Last edited: Mar 28, 2014
5. Mar 28, 2014

### haruspex

You seem to be suggesting a lower speed, but that would make the parachute even bigger, and the teacher is reported to have said the answer is already too great.
Presumably the vehicle lands on its wheels, so the maximum speed is determined by the suspension system. Do vertical accelerations trigger airbags? - don't know. 6 m/s would be like dropping from 1.8 m. Sounds like quite a challenge to the suspension, so I agree that the speed may be already too high.
The given formula for drag corresponds to a coefficient of 0.5. That is the value for a smooth sphere in turbulent flow, so it seems a bit low to me. On the net I see values from 0.75 to 1.5, dependent on parachute design.
I see no errors in the calculations in the OP. Maybe there are some lighter ambulances available.

6. Mar 28, 2014

### AlephZero

The military do airdrop vehicles like humvees and even battle tanks, but if you look at some youtube videos of airdrops, a 60m diameter chute is obviously too big.

The OP's drag coefficient for the parachutes is too low and there is also the drag from the object being dropped. But that doesn't seem enough to get to the right ballpark for the diameter.

I couldn't find a video which gave a good view of the actual landing.
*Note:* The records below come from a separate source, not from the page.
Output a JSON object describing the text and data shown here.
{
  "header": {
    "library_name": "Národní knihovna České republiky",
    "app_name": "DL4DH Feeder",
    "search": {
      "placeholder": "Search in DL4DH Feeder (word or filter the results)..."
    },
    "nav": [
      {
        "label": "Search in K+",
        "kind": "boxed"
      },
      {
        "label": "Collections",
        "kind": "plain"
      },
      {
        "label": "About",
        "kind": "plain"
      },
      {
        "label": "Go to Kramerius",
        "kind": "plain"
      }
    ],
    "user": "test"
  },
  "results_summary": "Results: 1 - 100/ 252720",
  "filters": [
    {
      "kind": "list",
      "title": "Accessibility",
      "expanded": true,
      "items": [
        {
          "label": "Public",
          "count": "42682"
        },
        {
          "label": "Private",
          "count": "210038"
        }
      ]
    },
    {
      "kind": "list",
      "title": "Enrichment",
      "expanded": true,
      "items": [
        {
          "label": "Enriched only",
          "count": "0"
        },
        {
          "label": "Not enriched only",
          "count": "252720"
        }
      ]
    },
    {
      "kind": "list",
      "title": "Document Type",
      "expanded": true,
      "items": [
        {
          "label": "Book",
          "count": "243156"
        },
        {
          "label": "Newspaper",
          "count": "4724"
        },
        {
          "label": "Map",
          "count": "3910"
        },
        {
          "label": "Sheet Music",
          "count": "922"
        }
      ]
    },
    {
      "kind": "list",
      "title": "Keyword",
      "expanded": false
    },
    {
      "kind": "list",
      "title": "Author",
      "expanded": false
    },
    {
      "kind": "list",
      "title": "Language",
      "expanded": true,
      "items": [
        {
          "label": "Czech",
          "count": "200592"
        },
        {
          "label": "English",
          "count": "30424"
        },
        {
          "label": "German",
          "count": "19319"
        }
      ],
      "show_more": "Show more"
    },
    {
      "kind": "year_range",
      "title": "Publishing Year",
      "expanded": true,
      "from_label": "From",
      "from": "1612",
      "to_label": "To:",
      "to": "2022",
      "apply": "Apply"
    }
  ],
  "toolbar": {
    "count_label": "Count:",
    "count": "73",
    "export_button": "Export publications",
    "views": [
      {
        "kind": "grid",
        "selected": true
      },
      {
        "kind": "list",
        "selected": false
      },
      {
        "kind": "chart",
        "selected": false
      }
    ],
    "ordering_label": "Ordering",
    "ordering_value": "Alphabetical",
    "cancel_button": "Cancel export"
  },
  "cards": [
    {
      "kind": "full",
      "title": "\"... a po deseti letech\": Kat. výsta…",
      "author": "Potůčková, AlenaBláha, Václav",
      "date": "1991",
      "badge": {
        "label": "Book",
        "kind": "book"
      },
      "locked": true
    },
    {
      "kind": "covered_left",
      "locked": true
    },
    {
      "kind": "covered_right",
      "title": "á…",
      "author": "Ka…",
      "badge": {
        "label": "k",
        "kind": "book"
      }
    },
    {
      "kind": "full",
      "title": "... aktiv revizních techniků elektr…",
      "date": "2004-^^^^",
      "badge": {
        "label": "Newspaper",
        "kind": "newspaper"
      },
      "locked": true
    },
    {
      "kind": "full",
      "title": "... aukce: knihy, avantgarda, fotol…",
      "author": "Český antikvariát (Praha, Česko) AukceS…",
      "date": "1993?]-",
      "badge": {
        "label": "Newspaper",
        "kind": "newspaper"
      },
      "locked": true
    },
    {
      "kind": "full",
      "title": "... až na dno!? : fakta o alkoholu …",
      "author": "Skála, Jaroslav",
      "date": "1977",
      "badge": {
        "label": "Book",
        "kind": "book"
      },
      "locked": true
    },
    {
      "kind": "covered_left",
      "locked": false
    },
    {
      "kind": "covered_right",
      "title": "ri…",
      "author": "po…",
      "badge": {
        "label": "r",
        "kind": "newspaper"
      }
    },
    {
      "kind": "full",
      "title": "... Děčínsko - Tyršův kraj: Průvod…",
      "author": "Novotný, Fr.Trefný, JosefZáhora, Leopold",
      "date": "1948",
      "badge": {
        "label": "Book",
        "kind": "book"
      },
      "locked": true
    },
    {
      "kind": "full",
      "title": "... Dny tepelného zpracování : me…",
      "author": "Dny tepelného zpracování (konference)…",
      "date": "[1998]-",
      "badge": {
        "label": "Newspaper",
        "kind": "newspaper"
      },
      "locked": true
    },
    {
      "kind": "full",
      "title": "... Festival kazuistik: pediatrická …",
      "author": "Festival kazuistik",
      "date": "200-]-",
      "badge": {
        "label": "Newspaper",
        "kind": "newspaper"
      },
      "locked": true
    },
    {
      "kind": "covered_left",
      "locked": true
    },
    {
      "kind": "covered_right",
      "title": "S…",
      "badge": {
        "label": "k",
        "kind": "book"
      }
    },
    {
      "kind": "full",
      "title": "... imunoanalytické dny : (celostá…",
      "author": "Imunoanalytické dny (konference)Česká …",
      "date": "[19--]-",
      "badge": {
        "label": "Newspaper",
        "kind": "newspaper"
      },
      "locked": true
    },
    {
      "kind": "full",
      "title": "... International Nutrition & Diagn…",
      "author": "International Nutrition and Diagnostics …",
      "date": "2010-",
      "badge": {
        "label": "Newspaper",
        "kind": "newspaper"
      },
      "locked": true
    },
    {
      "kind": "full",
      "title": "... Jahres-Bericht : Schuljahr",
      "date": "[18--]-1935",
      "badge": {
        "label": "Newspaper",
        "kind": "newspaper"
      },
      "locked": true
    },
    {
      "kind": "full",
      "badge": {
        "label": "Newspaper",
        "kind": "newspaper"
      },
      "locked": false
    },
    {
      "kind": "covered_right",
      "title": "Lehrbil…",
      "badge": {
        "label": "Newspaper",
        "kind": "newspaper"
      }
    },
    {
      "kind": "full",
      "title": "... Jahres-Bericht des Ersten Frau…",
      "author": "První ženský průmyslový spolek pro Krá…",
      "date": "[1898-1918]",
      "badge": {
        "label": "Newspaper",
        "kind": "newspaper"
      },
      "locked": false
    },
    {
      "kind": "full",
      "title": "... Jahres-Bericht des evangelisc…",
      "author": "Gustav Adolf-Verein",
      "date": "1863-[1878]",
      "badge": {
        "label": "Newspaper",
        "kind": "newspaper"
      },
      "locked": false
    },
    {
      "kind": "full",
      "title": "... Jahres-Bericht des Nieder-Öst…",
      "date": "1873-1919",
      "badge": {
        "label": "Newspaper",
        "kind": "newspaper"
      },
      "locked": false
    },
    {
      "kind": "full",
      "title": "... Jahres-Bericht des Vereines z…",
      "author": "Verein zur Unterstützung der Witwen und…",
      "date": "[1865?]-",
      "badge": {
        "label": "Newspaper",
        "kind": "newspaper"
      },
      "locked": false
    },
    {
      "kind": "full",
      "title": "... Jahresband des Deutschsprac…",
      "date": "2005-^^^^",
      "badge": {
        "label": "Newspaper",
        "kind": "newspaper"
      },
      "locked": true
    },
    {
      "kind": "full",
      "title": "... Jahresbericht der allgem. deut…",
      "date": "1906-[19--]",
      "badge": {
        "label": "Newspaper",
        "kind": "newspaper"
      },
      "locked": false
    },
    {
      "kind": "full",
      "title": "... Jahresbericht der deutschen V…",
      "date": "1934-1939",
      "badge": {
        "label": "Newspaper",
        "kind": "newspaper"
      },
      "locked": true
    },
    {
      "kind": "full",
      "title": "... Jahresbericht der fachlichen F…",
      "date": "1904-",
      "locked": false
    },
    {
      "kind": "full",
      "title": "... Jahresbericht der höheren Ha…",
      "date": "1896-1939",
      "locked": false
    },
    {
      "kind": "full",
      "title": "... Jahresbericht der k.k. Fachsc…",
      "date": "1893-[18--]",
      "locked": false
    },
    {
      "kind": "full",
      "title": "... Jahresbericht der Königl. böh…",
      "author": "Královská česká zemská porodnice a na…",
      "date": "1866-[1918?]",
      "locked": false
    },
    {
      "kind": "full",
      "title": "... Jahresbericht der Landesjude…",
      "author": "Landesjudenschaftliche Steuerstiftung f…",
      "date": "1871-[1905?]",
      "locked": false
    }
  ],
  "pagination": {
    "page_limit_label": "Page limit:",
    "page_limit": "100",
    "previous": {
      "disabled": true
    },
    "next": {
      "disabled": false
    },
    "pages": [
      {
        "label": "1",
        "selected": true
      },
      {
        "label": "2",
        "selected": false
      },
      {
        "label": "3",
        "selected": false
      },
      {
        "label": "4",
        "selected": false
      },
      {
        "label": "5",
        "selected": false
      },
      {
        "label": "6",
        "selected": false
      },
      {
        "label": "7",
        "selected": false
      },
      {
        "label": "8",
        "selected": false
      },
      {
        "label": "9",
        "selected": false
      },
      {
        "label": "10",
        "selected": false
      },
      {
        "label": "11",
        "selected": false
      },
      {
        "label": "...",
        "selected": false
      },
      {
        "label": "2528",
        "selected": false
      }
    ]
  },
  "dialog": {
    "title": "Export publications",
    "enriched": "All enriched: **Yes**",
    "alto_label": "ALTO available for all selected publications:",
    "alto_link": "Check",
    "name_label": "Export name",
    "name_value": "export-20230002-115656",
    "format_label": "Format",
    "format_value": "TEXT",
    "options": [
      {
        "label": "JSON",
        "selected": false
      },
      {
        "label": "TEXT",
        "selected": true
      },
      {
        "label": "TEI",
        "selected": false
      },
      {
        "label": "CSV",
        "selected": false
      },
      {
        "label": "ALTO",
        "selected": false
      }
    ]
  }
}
That's probably not too surprising, considering you don't want to be standing with a camera where a hummer might land on your head, or throw up a shower of stones when it hits the ground, or you get whiplashed by a parachute cable, or whatever.

Last edited: Mar 28, 2014
7. Mar 28, 2014

### AlephZero

Another line of attack is to Google for "airdrop parachutes". You can find some technical data from the suppliers, but the OP can find that for him/herself. That gives you a "right" answer to aim for, even if it doesn't tell you how to do the calculation.

8. Mar 28, 2014

### Simon Bridge

... yeah: I misread the result meaning the speed was too great.

64m does seem on the big side.
Maybe the issue is with the model used?
http://www.pcprg.com/rounddes.htm

Another thing to consider is if the ambulance is being dropped onto it's suspension, maybe it can withstand a higher speed landing? This would involve figuring how much energy the suspension can safely absorb.